> _REQUIRED ACTION_
State the number of lines in these records that include the word "this", and add nothing to it.

[Page and application data records]
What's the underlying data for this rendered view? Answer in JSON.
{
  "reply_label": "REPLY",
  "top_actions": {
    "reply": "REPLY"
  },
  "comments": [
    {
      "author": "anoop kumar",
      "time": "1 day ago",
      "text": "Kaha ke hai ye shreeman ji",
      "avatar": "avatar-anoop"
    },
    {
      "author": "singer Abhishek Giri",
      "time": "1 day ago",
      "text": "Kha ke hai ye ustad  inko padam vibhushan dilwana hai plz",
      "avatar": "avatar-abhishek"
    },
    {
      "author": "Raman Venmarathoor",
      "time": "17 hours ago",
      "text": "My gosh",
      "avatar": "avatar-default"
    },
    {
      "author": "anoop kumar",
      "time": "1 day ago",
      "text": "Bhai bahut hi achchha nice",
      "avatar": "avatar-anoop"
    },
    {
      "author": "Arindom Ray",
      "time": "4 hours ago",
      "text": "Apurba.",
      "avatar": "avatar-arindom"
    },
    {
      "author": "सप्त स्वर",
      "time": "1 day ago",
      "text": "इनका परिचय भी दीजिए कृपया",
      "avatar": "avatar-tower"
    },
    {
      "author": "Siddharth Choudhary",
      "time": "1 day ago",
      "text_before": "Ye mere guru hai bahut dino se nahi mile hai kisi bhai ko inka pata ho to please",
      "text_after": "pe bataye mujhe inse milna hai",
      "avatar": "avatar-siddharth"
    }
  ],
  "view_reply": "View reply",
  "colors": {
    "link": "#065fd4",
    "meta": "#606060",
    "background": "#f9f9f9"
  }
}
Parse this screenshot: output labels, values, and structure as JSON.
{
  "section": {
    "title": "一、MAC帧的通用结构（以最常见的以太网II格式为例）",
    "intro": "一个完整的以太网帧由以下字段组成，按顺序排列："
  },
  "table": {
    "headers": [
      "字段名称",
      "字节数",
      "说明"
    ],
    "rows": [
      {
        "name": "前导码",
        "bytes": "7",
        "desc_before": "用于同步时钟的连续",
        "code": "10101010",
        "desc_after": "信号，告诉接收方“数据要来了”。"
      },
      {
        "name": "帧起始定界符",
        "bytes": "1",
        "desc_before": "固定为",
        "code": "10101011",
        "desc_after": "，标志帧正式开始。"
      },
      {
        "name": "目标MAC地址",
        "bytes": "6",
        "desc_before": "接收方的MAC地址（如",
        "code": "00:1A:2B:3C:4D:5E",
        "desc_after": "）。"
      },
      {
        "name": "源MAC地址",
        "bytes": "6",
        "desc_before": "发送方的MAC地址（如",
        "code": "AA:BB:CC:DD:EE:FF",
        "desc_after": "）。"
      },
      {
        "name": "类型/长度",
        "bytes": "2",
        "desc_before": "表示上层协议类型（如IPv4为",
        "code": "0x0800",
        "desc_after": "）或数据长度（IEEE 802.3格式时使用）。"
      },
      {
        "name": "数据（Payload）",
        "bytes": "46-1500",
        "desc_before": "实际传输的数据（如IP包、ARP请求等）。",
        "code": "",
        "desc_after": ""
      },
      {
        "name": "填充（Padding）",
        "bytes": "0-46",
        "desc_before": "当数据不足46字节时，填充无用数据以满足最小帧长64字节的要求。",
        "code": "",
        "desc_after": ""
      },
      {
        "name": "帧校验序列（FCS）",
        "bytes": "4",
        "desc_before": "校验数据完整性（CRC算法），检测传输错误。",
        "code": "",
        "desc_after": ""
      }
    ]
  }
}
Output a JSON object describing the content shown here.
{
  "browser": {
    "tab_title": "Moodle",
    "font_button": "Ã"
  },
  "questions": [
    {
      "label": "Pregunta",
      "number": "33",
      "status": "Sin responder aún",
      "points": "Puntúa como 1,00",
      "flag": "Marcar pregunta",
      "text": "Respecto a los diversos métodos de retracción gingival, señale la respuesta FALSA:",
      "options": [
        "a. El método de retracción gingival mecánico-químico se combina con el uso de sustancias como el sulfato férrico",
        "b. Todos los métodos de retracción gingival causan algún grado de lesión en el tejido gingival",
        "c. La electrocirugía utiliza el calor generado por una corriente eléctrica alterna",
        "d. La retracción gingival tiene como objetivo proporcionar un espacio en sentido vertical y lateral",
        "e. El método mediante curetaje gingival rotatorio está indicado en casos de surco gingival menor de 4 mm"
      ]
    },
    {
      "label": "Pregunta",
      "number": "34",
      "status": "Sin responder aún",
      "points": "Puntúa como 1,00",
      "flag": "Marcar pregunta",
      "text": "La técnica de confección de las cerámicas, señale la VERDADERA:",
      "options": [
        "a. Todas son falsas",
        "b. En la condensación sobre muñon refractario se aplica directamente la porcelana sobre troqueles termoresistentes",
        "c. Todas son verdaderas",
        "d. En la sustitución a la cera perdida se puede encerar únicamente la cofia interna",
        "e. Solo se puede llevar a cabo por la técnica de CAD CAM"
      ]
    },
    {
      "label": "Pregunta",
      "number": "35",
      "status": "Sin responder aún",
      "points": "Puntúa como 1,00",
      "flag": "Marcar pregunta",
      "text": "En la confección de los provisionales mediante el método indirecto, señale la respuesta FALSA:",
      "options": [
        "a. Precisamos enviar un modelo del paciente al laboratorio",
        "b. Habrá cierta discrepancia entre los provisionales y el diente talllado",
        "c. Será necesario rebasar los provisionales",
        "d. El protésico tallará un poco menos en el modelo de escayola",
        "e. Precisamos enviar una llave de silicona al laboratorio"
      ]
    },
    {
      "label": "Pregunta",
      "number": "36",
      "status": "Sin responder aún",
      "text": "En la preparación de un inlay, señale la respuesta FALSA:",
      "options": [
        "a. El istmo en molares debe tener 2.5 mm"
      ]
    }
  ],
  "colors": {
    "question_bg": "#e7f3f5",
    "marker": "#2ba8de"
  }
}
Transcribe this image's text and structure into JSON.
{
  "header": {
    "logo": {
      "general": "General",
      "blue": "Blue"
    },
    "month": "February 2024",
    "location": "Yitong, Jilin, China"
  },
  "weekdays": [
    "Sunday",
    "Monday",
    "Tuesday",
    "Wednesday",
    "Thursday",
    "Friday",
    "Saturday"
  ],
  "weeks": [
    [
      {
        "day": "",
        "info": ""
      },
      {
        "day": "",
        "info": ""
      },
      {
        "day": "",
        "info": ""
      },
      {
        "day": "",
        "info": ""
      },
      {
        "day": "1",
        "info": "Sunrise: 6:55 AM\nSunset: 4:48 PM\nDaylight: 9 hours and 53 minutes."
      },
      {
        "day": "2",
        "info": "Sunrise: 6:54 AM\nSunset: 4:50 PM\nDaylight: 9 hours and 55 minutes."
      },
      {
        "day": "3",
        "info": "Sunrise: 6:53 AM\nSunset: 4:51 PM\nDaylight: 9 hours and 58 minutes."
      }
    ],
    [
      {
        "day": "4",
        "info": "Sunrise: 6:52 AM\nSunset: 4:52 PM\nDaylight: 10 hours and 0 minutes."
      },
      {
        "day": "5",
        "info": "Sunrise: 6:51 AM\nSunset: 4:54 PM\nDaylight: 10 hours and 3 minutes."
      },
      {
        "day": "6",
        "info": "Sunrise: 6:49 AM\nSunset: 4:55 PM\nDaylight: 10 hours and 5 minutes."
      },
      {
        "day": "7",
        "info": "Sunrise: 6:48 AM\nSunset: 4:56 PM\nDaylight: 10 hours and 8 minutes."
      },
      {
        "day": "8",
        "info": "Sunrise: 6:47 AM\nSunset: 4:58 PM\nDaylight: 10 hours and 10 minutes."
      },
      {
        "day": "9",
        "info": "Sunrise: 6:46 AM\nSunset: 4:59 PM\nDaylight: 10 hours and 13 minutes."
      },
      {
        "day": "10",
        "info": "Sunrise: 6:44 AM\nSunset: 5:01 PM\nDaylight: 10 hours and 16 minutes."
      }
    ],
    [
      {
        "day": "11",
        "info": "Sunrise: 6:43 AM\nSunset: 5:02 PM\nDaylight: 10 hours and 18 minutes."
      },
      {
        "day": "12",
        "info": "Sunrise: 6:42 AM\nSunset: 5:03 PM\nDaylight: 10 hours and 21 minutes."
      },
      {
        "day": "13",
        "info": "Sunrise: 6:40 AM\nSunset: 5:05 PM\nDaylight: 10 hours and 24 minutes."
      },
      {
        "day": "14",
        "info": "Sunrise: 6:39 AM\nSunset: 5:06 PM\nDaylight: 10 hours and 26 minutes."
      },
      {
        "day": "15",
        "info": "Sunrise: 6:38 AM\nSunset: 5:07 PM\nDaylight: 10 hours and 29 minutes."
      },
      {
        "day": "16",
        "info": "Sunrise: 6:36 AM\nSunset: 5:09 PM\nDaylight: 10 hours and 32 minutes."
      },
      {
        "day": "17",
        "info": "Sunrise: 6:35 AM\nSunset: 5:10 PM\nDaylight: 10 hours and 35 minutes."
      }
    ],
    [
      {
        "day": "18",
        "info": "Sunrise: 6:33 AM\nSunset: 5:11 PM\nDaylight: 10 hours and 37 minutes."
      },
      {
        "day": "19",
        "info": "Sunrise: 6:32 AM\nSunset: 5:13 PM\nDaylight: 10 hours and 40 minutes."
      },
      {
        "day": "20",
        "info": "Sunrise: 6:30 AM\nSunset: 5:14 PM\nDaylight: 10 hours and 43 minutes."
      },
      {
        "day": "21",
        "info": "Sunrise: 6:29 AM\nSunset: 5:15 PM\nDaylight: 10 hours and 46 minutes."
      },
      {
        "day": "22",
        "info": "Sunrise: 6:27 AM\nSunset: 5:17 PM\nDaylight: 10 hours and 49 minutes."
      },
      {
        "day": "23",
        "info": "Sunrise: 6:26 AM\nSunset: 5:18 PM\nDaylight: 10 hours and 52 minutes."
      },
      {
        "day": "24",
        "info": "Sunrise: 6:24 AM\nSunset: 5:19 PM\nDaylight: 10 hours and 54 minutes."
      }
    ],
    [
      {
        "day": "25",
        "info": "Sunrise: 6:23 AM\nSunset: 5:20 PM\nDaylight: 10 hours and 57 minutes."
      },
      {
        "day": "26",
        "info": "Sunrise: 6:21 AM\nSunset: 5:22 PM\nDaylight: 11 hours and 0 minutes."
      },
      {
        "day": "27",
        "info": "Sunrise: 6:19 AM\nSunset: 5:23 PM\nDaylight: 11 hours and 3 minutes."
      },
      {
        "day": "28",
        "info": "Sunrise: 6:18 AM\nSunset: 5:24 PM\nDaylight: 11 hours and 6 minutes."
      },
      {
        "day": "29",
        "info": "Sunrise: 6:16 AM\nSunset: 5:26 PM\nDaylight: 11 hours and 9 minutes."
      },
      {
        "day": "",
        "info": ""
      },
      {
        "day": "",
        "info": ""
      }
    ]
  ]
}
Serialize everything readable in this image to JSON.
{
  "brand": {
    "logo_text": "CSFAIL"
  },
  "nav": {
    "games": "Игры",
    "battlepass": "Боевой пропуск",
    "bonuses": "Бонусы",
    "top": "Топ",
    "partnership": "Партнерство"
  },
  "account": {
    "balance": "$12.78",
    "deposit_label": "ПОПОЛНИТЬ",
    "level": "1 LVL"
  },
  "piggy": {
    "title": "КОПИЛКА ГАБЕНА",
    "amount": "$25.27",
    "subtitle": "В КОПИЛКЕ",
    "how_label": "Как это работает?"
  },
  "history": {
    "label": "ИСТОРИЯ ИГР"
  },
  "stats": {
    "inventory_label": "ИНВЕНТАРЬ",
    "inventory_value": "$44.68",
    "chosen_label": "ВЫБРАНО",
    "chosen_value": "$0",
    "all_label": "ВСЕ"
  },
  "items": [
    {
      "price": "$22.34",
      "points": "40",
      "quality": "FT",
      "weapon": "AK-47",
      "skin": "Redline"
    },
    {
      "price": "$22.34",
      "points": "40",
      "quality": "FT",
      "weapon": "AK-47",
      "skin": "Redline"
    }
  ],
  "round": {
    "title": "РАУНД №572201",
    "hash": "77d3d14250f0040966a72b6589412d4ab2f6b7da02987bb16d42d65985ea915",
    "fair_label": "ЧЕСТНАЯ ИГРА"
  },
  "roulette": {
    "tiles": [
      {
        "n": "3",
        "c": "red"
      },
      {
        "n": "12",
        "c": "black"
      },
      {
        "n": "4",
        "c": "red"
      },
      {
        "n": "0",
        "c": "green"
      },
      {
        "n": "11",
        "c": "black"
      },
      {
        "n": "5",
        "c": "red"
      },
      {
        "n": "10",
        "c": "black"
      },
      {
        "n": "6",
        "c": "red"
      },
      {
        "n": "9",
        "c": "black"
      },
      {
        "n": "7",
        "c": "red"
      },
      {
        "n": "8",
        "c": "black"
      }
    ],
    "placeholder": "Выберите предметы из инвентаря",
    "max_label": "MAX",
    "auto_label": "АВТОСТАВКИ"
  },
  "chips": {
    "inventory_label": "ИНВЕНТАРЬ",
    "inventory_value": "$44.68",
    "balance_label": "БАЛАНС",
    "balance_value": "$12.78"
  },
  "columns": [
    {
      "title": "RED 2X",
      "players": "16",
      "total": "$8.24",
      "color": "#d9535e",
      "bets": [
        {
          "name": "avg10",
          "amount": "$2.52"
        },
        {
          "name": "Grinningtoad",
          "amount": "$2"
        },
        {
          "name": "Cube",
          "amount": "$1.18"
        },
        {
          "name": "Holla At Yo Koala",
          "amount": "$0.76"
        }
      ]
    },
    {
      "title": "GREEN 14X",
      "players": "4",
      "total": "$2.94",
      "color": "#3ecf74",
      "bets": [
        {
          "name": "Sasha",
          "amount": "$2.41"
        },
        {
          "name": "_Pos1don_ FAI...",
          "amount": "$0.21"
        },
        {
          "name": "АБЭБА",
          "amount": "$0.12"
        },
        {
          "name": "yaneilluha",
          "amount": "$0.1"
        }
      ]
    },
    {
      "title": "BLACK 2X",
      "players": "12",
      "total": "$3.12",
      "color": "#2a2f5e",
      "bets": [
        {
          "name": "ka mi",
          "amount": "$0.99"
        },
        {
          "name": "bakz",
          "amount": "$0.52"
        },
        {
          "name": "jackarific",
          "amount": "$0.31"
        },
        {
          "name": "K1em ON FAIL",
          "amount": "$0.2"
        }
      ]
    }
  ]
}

> _TASK OUTPUT_
4